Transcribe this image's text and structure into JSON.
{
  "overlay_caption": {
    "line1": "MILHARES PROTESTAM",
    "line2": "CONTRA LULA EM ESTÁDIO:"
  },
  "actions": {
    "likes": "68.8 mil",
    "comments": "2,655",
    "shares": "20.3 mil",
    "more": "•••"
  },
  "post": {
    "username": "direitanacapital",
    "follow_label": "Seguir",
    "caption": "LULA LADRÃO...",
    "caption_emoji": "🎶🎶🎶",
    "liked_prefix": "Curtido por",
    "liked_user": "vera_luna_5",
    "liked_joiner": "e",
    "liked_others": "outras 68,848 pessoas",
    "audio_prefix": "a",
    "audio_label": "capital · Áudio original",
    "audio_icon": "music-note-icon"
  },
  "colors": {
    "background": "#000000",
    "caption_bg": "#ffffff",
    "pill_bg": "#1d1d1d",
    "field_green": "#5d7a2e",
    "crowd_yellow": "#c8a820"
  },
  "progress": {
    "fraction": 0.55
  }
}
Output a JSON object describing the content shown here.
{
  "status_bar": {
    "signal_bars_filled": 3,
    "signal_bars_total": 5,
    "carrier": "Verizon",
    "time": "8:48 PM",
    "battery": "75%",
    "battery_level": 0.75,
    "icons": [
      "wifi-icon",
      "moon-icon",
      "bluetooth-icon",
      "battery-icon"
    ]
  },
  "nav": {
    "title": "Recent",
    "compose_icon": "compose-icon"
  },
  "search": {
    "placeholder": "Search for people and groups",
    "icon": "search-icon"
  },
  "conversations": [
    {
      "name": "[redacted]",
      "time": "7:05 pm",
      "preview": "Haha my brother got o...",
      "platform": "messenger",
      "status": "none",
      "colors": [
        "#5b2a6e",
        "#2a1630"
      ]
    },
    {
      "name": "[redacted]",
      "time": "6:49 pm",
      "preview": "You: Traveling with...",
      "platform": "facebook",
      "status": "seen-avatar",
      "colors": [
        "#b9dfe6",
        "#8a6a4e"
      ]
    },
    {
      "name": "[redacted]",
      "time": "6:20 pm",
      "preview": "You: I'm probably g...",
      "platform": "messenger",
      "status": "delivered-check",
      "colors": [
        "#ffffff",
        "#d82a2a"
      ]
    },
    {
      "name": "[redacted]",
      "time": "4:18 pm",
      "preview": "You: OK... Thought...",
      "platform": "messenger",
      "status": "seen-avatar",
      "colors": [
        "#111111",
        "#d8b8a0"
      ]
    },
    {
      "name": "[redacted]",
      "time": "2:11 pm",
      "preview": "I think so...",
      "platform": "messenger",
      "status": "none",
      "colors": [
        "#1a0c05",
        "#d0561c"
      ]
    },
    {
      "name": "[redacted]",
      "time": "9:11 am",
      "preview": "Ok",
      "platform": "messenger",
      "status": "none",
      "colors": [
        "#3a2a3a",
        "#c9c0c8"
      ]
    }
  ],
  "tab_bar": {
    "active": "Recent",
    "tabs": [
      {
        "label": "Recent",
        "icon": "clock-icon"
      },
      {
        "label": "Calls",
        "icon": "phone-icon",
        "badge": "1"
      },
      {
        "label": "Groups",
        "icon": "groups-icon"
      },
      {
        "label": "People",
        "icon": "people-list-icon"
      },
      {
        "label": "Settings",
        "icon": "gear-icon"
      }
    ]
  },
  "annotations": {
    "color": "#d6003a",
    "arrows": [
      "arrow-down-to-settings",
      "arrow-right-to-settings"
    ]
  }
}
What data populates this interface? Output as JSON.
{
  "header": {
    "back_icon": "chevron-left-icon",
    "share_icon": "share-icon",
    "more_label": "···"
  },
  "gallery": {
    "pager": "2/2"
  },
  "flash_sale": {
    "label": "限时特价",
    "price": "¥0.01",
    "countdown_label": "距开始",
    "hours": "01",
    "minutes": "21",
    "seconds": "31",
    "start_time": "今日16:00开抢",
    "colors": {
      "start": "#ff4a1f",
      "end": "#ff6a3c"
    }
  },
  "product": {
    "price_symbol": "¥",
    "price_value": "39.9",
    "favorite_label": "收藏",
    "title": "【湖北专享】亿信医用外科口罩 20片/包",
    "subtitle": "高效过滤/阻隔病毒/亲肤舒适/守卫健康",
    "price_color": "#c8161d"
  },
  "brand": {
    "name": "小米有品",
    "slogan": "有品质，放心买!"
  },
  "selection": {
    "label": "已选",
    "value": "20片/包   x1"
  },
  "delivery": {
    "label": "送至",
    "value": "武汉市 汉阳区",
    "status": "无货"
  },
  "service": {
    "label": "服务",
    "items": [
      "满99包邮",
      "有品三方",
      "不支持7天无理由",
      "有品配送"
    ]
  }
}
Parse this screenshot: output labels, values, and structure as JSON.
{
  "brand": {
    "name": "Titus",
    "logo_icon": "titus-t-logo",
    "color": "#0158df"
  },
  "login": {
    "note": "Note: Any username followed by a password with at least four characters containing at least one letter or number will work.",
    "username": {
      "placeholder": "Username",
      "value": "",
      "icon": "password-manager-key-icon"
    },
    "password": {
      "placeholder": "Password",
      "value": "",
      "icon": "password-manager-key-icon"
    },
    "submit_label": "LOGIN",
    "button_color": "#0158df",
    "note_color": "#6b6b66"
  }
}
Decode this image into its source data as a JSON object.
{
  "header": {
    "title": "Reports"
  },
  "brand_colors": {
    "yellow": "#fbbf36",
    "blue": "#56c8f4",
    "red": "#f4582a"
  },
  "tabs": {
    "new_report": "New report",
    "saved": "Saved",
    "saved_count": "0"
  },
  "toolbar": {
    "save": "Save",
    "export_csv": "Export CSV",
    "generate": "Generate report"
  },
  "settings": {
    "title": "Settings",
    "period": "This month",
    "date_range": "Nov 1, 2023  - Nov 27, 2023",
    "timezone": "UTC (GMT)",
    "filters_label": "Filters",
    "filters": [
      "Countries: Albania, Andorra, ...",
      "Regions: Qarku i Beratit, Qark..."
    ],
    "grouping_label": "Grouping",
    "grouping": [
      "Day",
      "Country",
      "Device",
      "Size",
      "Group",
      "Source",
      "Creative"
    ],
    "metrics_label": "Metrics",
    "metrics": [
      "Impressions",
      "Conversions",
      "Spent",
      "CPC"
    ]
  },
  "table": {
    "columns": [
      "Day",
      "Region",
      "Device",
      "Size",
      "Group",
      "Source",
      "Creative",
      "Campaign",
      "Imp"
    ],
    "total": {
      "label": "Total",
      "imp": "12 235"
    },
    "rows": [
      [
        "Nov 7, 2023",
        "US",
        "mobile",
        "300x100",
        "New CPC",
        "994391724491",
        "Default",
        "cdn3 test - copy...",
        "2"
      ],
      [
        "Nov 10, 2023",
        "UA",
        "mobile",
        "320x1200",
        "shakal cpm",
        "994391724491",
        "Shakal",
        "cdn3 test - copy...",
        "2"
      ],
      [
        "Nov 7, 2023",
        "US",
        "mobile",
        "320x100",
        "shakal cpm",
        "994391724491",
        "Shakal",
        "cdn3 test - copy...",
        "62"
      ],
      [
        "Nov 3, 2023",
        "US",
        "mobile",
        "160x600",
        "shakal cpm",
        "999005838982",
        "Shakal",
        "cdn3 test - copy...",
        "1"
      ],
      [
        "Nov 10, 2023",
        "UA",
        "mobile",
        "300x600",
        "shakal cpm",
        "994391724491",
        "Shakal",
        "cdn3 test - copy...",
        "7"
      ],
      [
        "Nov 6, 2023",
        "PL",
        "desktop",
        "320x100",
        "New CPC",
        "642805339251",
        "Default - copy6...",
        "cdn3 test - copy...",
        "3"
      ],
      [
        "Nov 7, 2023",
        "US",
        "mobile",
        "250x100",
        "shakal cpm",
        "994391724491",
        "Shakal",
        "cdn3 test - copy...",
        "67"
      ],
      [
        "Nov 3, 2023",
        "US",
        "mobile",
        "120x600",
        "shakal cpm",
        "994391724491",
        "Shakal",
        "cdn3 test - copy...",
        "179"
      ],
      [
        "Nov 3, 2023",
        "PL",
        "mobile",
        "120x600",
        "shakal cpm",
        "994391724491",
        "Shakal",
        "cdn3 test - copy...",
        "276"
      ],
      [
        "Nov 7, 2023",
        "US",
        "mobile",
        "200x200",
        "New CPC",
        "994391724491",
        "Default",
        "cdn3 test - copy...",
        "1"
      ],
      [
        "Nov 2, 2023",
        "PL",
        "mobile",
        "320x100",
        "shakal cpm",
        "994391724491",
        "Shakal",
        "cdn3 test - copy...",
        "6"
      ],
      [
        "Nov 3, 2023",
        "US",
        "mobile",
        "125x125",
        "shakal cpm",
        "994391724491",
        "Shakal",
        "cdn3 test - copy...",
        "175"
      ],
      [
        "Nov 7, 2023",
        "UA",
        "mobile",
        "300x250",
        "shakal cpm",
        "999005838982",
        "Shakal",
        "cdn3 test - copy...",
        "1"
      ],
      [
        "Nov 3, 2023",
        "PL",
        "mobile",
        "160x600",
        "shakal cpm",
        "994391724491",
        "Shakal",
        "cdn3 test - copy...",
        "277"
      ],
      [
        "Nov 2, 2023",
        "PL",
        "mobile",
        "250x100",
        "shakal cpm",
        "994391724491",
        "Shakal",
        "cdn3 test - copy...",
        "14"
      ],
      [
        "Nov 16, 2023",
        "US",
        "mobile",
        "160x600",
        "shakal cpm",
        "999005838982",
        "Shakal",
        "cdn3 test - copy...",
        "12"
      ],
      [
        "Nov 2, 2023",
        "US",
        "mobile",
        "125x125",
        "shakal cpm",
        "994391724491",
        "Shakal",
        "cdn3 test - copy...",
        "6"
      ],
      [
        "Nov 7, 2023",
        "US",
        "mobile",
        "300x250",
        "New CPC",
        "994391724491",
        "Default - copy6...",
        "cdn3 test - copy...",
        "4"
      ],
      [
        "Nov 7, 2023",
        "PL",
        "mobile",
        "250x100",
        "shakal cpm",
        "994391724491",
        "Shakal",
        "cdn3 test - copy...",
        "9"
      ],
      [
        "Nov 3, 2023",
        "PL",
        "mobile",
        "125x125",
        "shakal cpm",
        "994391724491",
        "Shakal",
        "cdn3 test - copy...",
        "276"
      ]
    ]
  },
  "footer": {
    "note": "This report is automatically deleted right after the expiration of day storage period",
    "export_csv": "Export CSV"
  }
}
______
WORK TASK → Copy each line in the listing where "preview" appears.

OUTPUT FOR THIS EXERCISE →
      "preview": "Haha my brother got o...",
      "preview": "You: Traveling with...",
      "preview": "You: I'm probably g...",
      "preview": "You: OK... Thought...",
      "preview": "I think so...",
      "preview": "Ok",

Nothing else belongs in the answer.